Available data —

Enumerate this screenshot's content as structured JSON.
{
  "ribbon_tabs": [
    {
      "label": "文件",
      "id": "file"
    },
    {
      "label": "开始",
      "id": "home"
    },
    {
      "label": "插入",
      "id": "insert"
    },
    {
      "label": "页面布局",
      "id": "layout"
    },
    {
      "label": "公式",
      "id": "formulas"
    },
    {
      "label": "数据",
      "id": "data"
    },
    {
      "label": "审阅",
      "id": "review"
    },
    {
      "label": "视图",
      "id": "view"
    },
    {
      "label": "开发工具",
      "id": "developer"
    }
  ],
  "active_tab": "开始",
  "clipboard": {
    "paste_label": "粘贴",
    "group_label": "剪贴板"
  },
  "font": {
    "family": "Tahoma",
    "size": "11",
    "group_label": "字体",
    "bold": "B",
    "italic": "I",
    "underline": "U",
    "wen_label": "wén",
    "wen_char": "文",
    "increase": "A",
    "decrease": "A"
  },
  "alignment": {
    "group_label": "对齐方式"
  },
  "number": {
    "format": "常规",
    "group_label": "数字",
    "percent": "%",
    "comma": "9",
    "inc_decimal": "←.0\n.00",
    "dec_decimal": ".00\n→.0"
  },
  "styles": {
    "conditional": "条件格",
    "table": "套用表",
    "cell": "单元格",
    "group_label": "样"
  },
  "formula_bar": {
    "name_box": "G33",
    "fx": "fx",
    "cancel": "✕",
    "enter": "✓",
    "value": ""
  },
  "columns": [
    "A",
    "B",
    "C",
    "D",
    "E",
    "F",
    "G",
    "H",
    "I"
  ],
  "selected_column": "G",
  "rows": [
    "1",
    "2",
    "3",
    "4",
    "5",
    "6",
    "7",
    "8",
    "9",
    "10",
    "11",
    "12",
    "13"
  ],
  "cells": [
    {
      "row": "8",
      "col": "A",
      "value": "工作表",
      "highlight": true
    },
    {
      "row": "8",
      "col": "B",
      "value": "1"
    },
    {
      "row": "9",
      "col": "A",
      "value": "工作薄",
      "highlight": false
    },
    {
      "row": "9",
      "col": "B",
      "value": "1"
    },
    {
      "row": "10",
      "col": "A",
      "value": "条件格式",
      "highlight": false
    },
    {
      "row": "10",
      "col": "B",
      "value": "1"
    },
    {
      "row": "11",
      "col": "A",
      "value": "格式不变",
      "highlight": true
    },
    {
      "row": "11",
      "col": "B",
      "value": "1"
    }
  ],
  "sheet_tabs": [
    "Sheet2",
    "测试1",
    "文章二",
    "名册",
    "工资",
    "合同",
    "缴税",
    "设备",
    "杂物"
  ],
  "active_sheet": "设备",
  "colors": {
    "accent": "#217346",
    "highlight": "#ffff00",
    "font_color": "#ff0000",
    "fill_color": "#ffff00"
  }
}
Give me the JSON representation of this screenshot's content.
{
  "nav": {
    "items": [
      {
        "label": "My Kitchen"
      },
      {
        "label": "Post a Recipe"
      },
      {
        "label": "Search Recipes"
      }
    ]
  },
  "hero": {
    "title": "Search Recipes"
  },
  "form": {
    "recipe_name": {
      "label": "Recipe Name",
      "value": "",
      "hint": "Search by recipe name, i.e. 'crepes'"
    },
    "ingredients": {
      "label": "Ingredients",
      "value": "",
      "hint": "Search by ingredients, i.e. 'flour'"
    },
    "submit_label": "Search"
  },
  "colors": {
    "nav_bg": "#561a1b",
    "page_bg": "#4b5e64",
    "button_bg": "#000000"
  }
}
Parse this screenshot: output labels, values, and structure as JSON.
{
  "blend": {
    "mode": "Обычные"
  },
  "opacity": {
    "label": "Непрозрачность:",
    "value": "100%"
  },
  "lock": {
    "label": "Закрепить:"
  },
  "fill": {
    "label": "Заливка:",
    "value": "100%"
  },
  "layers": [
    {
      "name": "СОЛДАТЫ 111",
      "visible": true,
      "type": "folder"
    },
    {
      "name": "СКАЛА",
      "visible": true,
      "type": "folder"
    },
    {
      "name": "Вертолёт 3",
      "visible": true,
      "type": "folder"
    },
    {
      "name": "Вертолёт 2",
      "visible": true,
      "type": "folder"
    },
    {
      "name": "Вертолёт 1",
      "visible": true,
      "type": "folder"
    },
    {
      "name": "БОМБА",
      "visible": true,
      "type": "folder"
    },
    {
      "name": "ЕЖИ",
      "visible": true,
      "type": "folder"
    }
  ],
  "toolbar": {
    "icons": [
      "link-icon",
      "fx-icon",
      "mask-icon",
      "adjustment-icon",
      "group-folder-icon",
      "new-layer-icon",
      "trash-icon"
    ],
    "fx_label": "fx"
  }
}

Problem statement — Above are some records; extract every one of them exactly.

Solution to this task —
Enumerate this screenshot's content as structured JSON.
{
  "ribbon_tabs": [
    {
      "label": "文件",
      "id": "file"
    },
    {
      "label": "开始",
      "id": "home"
    },
    {
      "label": "插入",
      "id": "insert"
    },
    {
      "label": "页面布局",
      "id": "layout"
    },
    {
      "label": "公式",
      "id": "formulas"
    },
    {
      "label": "数据",
      "id": "data"
    },
    {
      "label": "审阅",
      "id": "review"
    },
    {
      "label": "视图",
      "id": "view"
    },
    {
      "label": "开发工具",
      "id": "developer"
    }
  ],
  "active_tab": "开始",
  "clipboard": {
    "paste_label": "粘贴",
    "group_label": "剪贴板"
  },
  "font": {
    "family": "Tahoma",
    "size": "11",
    "group_label": "字体",
    "bold": "B",
    "italic": "I",
    "underline": "U",
    "wen_label": "wén",
    "wen_char": "文",
    "increase": "A",
    "decrease": "A"
  },
  "alignment": {
    "group_label": "对齐方式"
  },
  "number": {
    "format": "常规",
    "group_label": "数字",
    "percent": "%",
    "comma": "9",
    "inc_decimal": "←.0\n.00",
    "dec_decimal": ".00\n→.0"
  },
  "styles": {
    "conditional": "条件格",
    "table": "套用表",
    "cell": "单元格",
    "group_label": "样"
  },
  "formula_bar": {
    "name_box": "G33",
    "fx": "fx",
    "cancel": "✕",
    "enter": "✓",
    "value": ""
  },
  "columns": [
    "A",
    "B",
    "C",
    "D",
    "E",
    "F",
    "G",
    "H",
    "I"
  ],
  "selected_column": "G",
  "rows": [
    "1",
    "2",
    "3",
    "4",
    "5",
    "6",
    "7",
    "8",
    "9",
    "10",
    "11",
    "12",
    "13"
  ],
  "cells": [
    {
      "row": "8",
      "col": "A",
      "value": "工作表",
      "highlight": true
    },
    {
      "row": "8",
      "col": "B",
      "value": "1"
    },
    {
      "row": "9",
      "col": "A",
      "value": "工作薄",
      "highlight": false
    },
    {
      "row": "9",
      "col": "B",
      "value": "1"
    },
    {
      "row": "10",
      "col": "A",
      "value": "条件格式",
      "highlight": false
    },
    {
      "row": "10",
      "col": "B",
      "value": "1"
    },
    {
      "row": "11",
      "col": "A",
      "value": "格式不变",
      "highlight": true
    },
    {
      "row": "11",
      "col": "B",
      "value": "1"
    }
  ],
  "sheet_tabs": [
    "Sheet2",
    "测试1",
    "文章二",
    "名册",
    "工资",
    "合同",
    "缴税",
    "设备",
    "杂物"
  ],
  "active_sheet": "设备",
  "colors": {
    "accent": "#217346",
    "highlight": "#ffff00",
    "font_color": "#ff0000",
    "fill_color": "#ffff00"
  }
}
Give me the JSON representation of this screenshot's content.
{
  "nav": {
    "items": [
      {
        "label": "My Kitchen"
      },
      {
        "label": "Post a Recipe"
      },
      {
        "label": "Search Recipes"
      }
    ]
  },
  "hero": {
    "title": "Search Recipes"
  },
  "form": {
    "recipe_name": {
      "label": "Recipe Name",
      "value": "",
      "hint": "Search by recipe name, i.e. 'crepes'"
    },
    "ingredients": {
      "label": "Ingredients",
      "value": "",
      "hint": "Search by ingredients, i.e. 'flour'"
    },
    "submit_label": "Search"
  },
  "colors": {
    "nav_bg": "#561a1b",
    "page_bg": "#4b5e64",
    "button_bg": "#000000"
  }
}
Parse this screenshot: output labels, values, and structure as JSON.
{
  "blend": {
    "mode": "Обычные"
  },
  "opacity": {
    "label": "Непрозрачность:",
    "value": "100%"
  },
  "lock": {
    "label": "Закрепить:"
  },
  "fill": {
    "label": "Заливка:",
    "value": "100%"
  },
  "layers": [
    {
      "name": "СОЛДАТЫ 111",
      "visible": true,
      "type": "folder"
    },
    {
      "name": "СКАЛА",
      "visible": true,
      "type": "folder"
    },
    {
      "name": "Вертолёт 3",
      "visible": true,
      "type": "folder"
    },
    {
      "name": "Вертолёт 2",
      "visible": true,
      "type": "folder"
    },
    {
      "name": "Вертолёт 1",
      "visible": true,
      "type": "folder"
    },
    {
      "name": "БОМБА",
      "visible": true,
      "type": "folder"
    },
    {
      "name": "ЕЖИ",
      "visible": true,
      "type": "folder"
    }
  ],
  "toolbar": {
    "icons": [
      "link-icon",
      "fx-icon",
      "mask-icon",
      "adjustment-icon",
      "group-folder-icon",
      "new-layer-icon",
      "trash-icon"
    ],
    "fx_label": "fx"
  }
}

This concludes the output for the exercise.